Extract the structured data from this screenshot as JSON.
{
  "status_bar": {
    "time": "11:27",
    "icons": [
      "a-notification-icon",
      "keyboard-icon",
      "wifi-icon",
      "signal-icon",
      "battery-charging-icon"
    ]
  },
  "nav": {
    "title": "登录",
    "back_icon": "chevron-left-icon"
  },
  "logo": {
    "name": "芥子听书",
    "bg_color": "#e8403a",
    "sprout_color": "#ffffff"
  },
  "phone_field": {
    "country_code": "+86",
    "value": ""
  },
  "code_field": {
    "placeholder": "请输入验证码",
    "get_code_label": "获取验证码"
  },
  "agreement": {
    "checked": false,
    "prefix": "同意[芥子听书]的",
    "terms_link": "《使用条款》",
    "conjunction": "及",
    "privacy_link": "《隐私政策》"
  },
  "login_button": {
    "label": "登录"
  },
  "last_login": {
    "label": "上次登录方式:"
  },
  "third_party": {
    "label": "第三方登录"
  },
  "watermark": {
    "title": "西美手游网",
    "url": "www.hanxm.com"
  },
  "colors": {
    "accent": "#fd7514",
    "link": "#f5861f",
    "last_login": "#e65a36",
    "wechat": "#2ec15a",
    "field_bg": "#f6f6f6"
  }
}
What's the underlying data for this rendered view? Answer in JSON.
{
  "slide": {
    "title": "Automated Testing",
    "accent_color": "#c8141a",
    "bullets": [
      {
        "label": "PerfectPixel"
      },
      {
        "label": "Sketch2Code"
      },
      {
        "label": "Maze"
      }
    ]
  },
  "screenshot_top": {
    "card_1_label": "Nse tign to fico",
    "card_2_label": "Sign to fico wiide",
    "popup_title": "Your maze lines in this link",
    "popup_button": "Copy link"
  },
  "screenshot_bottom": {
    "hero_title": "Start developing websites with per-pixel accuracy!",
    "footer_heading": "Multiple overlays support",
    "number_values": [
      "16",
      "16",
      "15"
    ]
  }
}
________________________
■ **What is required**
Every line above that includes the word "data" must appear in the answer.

■ **Reply**
Extract the structured data from this screenshot as JSON.
What's the underlying data for this rendered view? Answer in JSON.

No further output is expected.